__WORK ITEM__: Scan the material for the word "true" and copy each line where it occurs.

[RECORDED DATA Boundary: Start]

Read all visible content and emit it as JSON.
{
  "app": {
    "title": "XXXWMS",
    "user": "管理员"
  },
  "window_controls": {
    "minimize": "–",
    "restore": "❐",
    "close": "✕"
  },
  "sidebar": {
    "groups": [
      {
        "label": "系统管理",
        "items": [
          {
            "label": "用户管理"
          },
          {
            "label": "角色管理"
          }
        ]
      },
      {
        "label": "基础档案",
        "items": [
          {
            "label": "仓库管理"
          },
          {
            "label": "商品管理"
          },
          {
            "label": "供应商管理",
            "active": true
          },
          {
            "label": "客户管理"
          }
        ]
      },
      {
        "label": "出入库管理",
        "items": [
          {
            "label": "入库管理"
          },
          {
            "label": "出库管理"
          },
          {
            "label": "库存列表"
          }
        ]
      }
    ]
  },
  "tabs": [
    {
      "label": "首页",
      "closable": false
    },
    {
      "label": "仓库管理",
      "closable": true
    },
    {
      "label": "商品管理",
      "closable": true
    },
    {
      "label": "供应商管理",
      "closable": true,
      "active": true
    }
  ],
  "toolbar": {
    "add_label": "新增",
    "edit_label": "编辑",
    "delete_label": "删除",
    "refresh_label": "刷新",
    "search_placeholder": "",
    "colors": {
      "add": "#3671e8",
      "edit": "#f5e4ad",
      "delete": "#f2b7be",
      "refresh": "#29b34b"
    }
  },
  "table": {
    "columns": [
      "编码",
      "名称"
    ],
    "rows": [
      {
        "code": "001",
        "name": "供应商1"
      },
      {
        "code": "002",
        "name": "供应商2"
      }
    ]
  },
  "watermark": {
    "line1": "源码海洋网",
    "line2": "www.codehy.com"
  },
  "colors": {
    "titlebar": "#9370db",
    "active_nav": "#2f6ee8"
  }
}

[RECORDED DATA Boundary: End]

__OUTPUT__:
            "active": true
      "closable": true
      "closable": true
      "closable": true,
      "active": true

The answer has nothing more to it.